-- Opening Marker --

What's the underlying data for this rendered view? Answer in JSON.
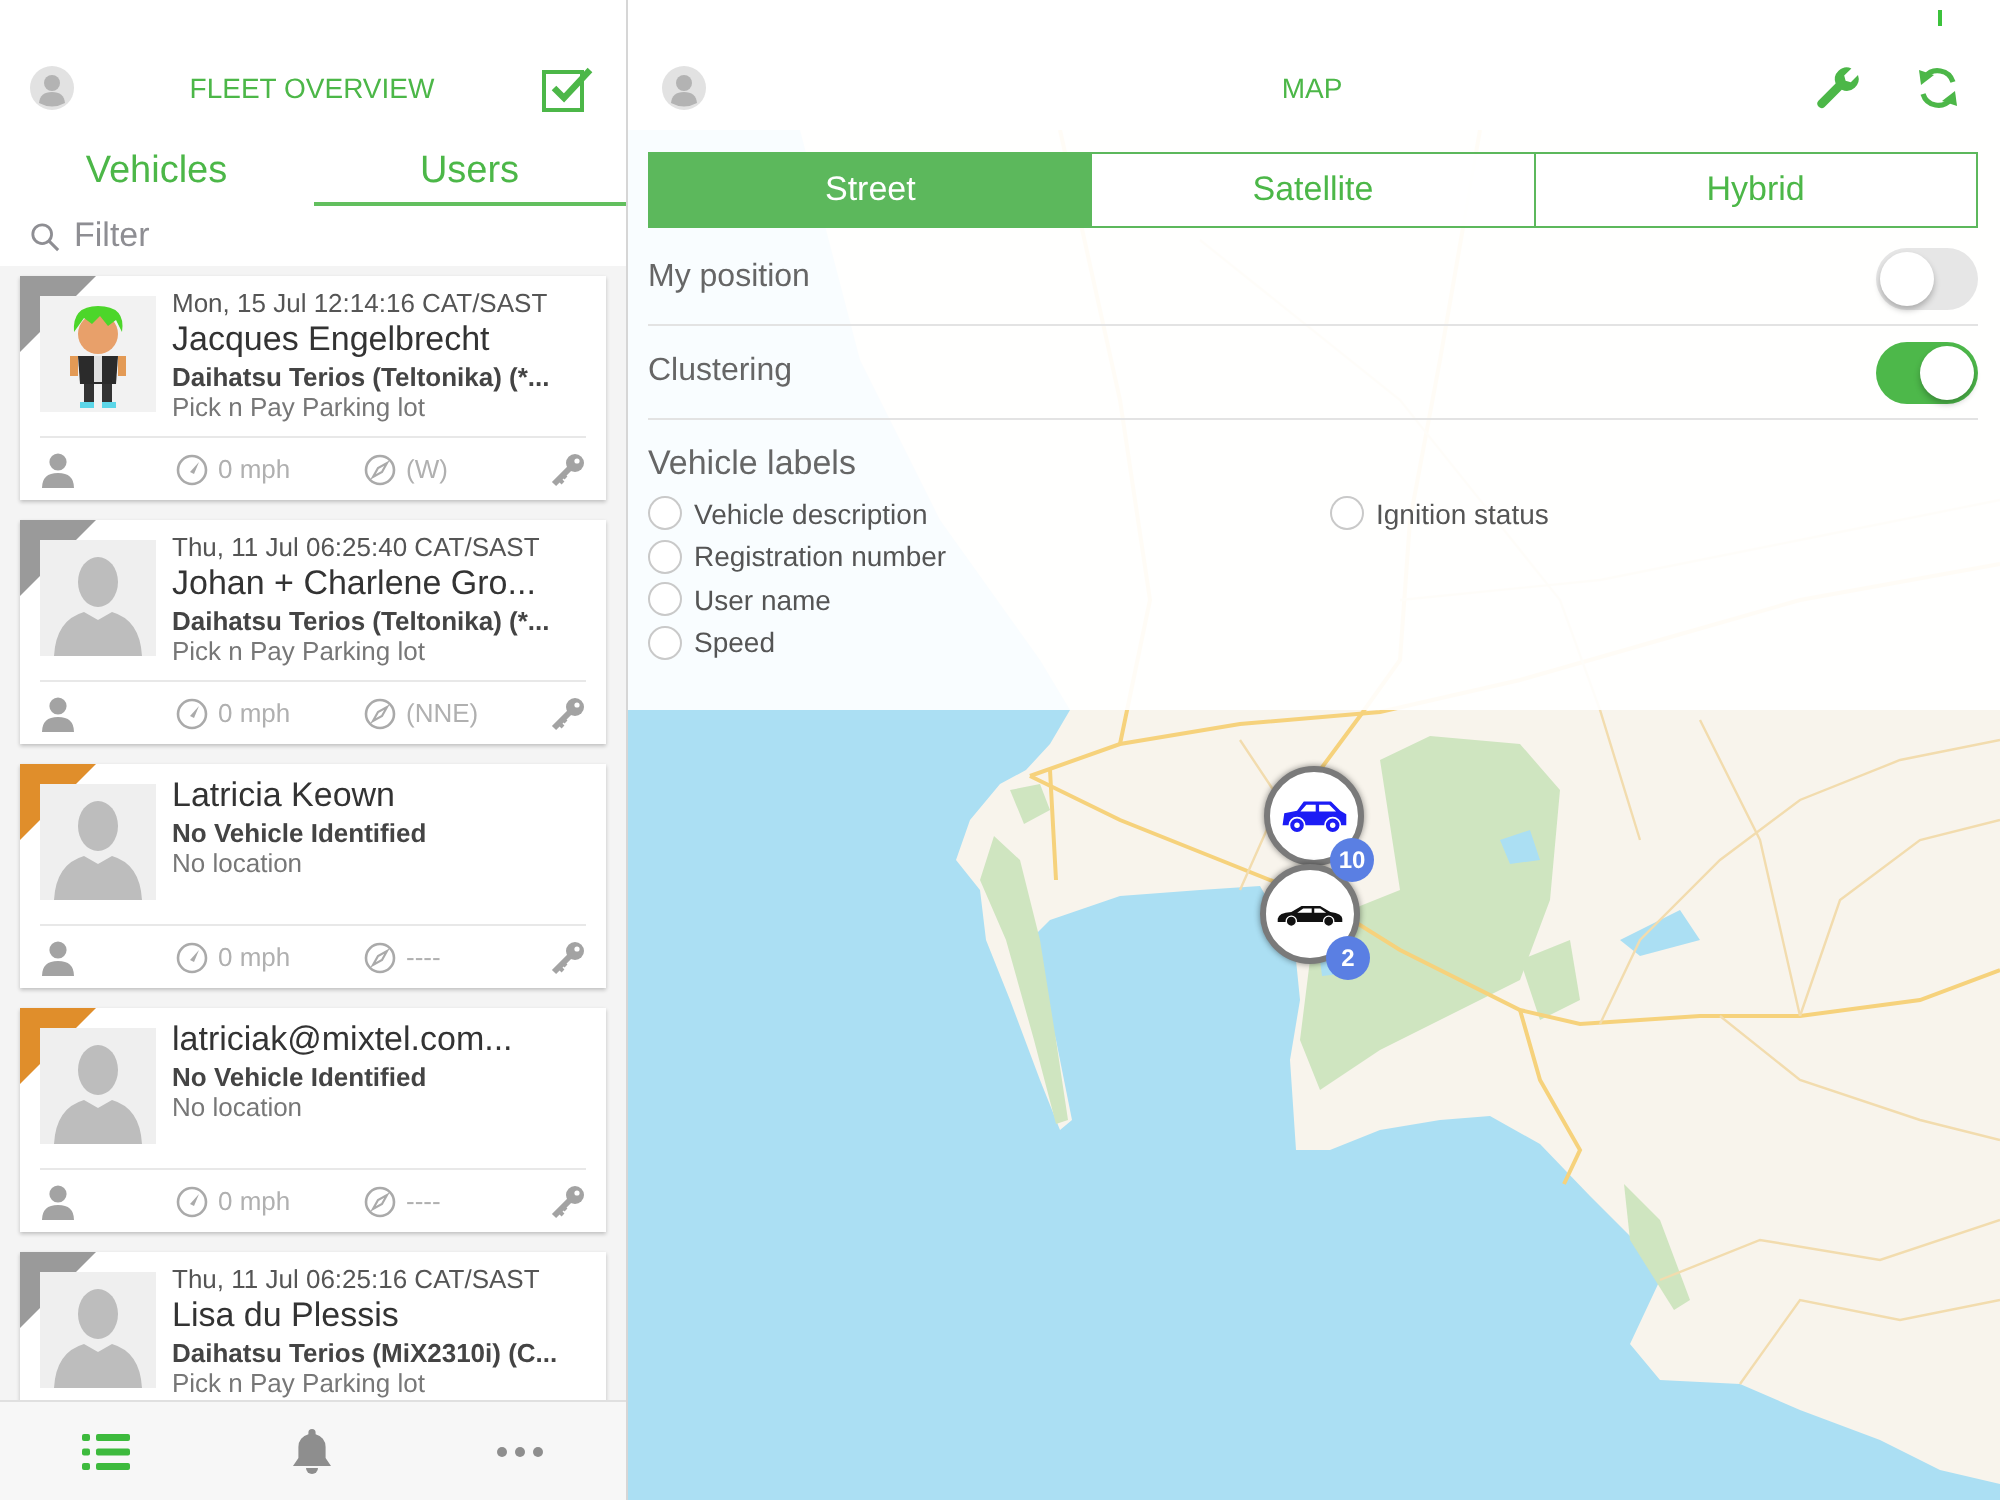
{
  "fleet_panel": {
    "title": "FLEET OVERVIEW",
    "tabs": [
      {
        "label": "Vehicles",
        "selected": false
      },
      {
        "label": "Users",
        "selected": true
      }
    ],
    "filter": {
      "placeholder": "Filter"
    },
    "cards": [
      {
        "kind": "custom_avatar",
        "color": "#9a9a9a",
        "date": "Mon, 15 Jul 12:14:16 CAT/SAST",
        "name": "Jacques Engelbrecht",
        "vehicle": "Daihatsu Terios (Teltonika) (*...",
        "location": "Pick n Pay Parking lot",
        "speed": "0 mph",
        "heading": "(W)"
      },
      {
        "kind": "default_avatar",
        "color": "#9a9a9a",
        "date": "Thu, 11 Jul 06:25:40 CAT/SAST",
        "name": "Johan + Charlene Gro...",
        "vehicle": "Daihatsu Terios (Teltonika) (*...",
        "location": "Pick n Pay Parking lot",
        "speed": "0 mph",
        "heading": "(NNE)"
      },
      {
        "kind": "default_avatar",
        "color": "#e08e2b",
        "name": "Latricia Keown",
        "vehicle": "No Vehicle Identified",
        "location": "No location",
        "speed": "0 mph",
        "heading": "----"
      },
      {
        "kind": "default_avatar",
        "color": "#e08e2b",
        "name": "latriciak@mixtel.com...",
        "vehicle": "No Vehicle Identified",
        "location": "No location",
        "speed": "0 mph",
        "heading": "----"
      },
      {
        "kind": "default_avatar",
        "color": "#9a9a9a",
        "date": "Thu, 11 Jul 06:25:16 CAT/SAST",
        "name": "Lisa du Plessis",
        "vehicle": "Daihatsu Terios (MiX2310i) (C...",
        "location": "Pick n Pay Parking lot"
      }
    ],
    "bottom_tabs": [
      {
        "kind": "list",
        "selected": true
      },
      {
        "kind": "bell",
        "selected": false
      },
      {
        "kind": "more",
        "selected": false
      }
    ]
  },
  "map_panel": {
    "title": "MAP",
    "map_types": [
      {
        "label": "Street",
        "selected": true
      },
      {
        "label": "Satellite",
        "selected": false
      },
      {
        "label": "Hybrid",
        "selected": false
      }
    ],
    "settings": [
      {
        "label": "My position",
        "on": false
      },
      {
        "label": "Clustering",
        "on": true
      }
    ],
    "vehicle_labels": {
      "heading": "Vehicle labels",
      "options": [
        {
          "label": "Vehicle description",
          "checked": false
        },
        {
          "label": "Registration number",
          "checked": false
        },
        {
          "label": "User name",
          "checked": false
        },
        {
          "label": "Speed",
          "checked": false
        },
        {
          "label": "Ignition status",
          "checked": false
        }
      ]
    },
    "clusters": [
      {
        "kind": "suv",
        "count": "10"
      },
      {
        "kind": "sedan",
        "count": "2"
      }
    ]
  }
}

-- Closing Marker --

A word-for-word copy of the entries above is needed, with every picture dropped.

* EXERCISE OUTPUT:
What's the underlying data for this rendered view? Answer in JSON.
{
  "fleet_panel": {
    "title": "FLEET OVERVIEW",
    "tabs": [
      {
        "label": "Vehicles",
        "selected": false
      },
      {
        "label": "Users",
        "selected": true
      }
    ],
    "filter": {
      "placeholder": "Filter"
    },
    "cards": [
      {
        "kind": "custom_avatar",
        "color": "#9a9a9a",
        "date": "Mon, 15 Jul 12:14:16 CAT/SAST",
        "name": "Jacques Engelbrecht",
        "vehicle": "Daihatsu Terios (Teltonika) (*...",
        "location": "Pick n Pay Parking lot",
        "speed": "0 mph",
        "heading": "(W)"
      },
      {
        "kind": "default_avatar",
        "color": "#9a9a9a",
        "date": "Thu, 11 Jul 06:25:40 CAT/SAST",
        "name": "Johan + Charlene Gro...",
        "vehicle": "Daihatsu Terios (Teltonika) (*...",
        "location": "Pick n Pay Parking lot",
        "speed": "0 mph",
        "heading": "(NNE)"
      },
      {
        "kind": "default_avatar",
        "color": "#e08e2b",
        "name": "Latricia Keown",
        "vehicle": "No Vehicle Identified",
        "location": "No location",
        "speed": "0 mph",
        "heading": "----"
      },
      {
        "kind": "default_avatar",
        "color": "#e08e2b",
        "name": "latriciak@mixtel.com...",
        "vehicle": "No Vehicle Identified",
        "location": "No location",
        "speed": "0 mph",
        "heading": "----"
      },
      {
        "kind": "default_avatar",
        "color": "#9a9a9a",
        "date": "Thu, 11 Jul 06:25:16 CAT/SAST",
        "name": "Lisa du Plessis",
        "vehicle": "Daihatsu Terios (MiX2310i) (C...",
        "location": "Pick n Pay Parking lot"
      }
    ],
    "bottom_tabs": [
      {
        "kind": "list",
        "selected": true
      },
      {
        "kind": "bell",
        "selected": false
      },
      {
        "kind": "more",
        "selected": false
      }
    ]
  },
  "map_panel": {
    "title": "MAP",
    "map_types": [
      {
        "label": "Street",
        "selected": true
      },
      {
        "label": "Satellite",
        "selected": false
      },
      {
        "label": "Hybrid",
        "selected": false
      }
    ],
    "settings": [
      {
        "label": "My position",
        "on": false
      },
      {
        "label": "Clustering",
        "on": true
      }
    ],
    "vehicle_labels": {
      "heading": "Vehicle labels",
      "options": [
        {
          "label": "Vehicle description",
          "checked": false
        },
        {
          "label": "Registration number",
          "checked": false
        },
        {
          "label": "User name",
          "checked": false
        },
        {
          "label": "Speed",
          "checked": false
        },
        {
          "label": "Ignition status",
          "checked": false
        }
      ]
    },
    "clusters": [
      {
        "kind": "suv",
        "count": "10"
      },
      {
        "kind": "sedan",
        "count": "2"
      }
    ]
  }
}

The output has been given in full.